Pools more than 2 feet deep must be fenced in
by Sarah Fay Campbell
Some small, above-ground pools will be required to be fenced now that the state of Georgia has adopted the 2012 version of the International Residential Code for One and Two Family Dwellings, and made the appendix regarding swimming pools and hot tubs mandatory.
The new swimming pool and hot tub regulation sets the definition of swimming pool as anything more than 24 inches deep.
Coweta County’s regulations previously defined pools as those 48 inches deep or more.
On Thursday, the Coweta County Board of Commissioners voted to rescind the county’s regulation because it was in conflict with the state-required regulations.
All pools meeting the definition must be fenced, with a fence of 48 inches tall. Under the International Code, lattice can be used for the fencing — which was not allowed under Coweta County’s regulations. Additionally, under the new regulations, the height of the sides of an above-ground pool can be included in the height. In other words, an above-ground pool that is 36 inches tall will only need an additional 12 inches of lattice or other fence material above the sides of the pool.
For hot tubs, there is the option to use a cover in lieu of a fence. The cover must be fastened to the hot tub so that it can’t be removed by children, and must be able to support the weight of a 50 pound child and a 225 pound adult.
The cover must also be prominently labeled with a warning and message about the danger of drowning.

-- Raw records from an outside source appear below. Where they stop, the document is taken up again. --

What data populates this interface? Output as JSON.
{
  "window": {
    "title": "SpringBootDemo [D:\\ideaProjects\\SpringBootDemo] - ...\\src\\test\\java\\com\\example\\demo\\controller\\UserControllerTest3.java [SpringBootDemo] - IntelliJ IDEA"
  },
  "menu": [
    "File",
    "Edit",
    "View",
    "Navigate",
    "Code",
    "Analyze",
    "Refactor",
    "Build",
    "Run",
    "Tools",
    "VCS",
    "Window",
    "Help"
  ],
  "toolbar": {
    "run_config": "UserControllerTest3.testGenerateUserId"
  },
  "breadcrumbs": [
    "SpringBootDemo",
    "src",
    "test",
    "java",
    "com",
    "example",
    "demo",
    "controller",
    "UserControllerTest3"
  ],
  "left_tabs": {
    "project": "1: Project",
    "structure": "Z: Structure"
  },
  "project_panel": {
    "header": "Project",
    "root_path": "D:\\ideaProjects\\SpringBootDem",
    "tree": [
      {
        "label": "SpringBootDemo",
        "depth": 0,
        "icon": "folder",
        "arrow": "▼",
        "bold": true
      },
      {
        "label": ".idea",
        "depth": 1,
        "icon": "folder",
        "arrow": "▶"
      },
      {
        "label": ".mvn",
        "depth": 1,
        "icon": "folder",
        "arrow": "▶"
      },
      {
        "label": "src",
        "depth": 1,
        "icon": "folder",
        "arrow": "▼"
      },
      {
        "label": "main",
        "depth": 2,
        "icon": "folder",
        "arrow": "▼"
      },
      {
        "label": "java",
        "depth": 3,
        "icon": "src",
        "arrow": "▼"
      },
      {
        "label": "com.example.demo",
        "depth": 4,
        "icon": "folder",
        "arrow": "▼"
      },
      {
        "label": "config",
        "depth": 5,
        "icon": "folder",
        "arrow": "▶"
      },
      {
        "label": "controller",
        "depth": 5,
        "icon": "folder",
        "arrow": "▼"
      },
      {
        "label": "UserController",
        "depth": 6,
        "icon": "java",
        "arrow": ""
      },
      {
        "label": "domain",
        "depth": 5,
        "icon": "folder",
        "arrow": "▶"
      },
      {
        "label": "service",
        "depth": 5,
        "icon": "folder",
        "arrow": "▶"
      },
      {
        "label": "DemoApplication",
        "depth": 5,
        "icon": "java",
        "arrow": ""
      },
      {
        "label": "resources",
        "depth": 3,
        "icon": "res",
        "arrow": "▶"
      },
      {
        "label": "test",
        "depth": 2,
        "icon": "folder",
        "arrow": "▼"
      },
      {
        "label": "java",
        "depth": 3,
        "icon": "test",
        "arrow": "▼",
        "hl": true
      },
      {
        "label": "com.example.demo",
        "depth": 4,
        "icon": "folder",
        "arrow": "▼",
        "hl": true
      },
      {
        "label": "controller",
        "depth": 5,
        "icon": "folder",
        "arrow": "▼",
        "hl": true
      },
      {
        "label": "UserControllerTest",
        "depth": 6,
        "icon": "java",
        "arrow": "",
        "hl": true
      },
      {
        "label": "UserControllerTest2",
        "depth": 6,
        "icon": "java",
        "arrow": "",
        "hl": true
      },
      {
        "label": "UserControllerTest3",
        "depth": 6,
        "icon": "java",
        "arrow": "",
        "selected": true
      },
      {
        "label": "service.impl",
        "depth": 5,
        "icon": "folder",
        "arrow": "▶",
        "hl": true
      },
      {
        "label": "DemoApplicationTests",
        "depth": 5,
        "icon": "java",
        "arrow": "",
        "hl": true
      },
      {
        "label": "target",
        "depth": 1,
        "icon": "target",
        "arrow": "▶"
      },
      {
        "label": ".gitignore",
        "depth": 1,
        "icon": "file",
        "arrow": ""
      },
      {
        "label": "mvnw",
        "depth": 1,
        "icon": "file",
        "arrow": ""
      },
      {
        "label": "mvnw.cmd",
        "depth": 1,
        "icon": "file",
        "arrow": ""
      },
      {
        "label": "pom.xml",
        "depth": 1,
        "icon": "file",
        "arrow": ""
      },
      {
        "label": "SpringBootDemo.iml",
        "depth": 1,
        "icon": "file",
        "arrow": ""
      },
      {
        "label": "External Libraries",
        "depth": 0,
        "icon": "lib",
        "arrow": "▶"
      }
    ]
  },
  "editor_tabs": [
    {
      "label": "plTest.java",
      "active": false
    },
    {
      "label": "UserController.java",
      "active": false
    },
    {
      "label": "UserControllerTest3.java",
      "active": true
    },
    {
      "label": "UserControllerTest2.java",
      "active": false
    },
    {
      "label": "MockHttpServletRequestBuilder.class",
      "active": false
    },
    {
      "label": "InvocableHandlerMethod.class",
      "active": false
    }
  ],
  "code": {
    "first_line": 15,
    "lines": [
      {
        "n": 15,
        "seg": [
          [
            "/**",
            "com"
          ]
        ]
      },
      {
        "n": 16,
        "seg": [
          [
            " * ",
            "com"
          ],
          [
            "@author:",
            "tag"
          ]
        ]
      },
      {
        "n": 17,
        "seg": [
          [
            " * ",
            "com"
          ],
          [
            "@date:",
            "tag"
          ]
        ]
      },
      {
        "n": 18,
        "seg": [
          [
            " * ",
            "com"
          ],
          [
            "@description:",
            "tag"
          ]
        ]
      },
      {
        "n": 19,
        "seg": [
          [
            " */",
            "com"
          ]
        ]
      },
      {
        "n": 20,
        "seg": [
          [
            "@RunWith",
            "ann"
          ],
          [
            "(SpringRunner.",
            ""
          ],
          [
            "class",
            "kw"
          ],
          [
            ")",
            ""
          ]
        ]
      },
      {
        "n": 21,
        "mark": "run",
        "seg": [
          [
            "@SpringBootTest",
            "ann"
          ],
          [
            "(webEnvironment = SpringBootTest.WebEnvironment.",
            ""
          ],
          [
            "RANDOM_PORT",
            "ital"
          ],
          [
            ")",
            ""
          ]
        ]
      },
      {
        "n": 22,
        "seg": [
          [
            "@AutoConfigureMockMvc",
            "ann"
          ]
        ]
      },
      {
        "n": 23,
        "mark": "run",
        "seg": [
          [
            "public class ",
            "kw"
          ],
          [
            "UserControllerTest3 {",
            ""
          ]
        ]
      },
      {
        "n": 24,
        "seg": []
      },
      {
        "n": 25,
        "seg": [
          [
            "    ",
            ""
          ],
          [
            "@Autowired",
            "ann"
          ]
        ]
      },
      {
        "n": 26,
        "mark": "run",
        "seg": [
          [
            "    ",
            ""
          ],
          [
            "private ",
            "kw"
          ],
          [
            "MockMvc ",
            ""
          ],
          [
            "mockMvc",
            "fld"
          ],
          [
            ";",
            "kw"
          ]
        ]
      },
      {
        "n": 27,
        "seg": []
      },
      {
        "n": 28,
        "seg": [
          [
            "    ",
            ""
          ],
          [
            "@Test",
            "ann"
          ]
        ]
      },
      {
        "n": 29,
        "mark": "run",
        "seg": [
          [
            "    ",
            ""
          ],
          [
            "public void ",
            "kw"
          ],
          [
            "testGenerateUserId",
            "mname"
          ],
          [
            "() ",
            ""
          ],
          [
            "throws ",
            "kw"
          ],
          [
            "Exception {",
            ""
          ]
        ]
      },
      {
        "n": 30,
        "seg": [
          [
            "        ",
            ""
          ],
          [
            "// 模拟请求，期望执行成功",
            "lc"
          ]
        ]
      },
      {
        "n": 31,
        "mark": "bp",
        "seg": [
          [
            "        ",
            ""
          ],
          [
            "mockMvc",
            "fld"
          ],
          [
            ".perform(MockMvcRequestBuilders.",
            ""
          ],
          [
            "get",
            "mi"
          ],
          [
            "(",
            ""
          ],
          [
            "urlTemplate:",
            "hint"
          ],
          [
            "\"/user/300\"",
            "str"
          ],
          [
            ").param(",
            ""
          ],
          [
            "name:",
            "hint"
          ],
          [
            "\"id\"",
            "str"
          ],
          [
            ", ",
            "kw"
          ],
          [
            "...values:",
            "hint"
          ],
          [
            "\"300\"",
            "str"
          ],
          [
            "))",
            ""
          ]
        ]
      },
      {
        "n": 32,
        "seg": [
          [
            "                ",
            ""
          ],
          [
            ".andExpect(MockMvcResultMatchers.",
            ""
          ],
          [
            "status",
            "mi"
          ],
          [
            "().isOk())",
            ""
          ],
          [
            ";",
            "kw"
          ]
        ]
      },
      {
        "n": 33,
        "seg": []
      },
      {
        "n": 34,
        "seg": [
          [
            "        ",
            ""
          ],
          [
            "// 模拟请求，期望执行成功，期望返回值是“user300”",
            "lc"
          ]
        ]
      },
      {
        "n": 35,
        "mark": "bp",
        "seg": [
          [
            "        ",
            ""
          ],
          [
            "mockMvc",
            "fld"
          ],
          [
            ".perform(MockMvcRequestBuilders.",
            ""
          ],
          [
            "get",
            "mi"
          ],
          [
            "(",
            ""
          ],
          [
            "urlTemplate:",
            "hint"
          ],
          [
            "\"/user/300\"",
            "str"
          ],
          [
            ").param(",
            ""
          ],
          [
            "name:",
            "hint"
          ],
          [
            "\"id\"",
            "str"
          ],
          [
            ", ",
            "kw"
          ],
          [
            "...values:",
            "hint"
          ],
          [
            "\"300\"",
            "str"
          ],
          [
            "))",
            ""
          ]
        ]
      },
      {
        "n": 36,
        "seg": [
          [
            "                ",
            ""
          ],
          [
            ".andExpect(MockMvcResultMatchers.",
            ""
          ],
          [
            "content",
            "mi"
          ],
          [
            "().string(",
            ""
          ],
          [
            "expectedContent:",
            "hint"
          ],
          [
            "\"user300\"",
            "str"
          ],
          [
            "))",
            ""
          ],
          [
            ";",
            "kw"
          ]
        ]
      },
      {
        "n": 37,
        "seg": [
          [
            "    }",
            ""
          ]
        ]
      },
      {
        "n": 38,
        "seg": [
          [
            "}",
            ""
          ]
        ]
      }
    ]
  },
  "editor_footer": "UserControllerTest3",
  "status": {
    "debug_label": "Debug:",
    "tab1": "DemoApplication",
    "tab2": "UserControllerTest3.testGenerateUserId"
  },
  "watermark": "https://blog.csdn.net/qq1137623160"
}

The code is specific in that materials used for fences cannot be “climbable,” and discusses minimum spacing between the parts of the fence.
The code also requires that ladders to above-ground pools must be removed when the pools aren’t in use, or made inaccessible.
The new regulations will only apply to pools installed after Jan. 1, 2014.
Existing pools will be “grandfathered in” under the old regulations. However, in the case of temporary above-ground pools — that may be taken down in the winter and put back up in the summer — the new fencing requirements would likely apply, according to Coweta County Administrator Michael Fouts.
As with most county ordinances, enforcement will be based on complaints.
There was some discussion Thursday about the allowance for lattice fencing.
Commissioner Al Smith said that, to him, lattice doesn’t seem to be substantial enough “to be considered a viable fence for a swimming pool.”
Commissioner Rodney Brooks said he is concerned that some children could climb chain-link fences.
Though the county must adopt the minimum standards, it is possible to put in place tighter restrictions. Chairman Bob Blackburn directed county staff to look into possibly adding in additional restrictions.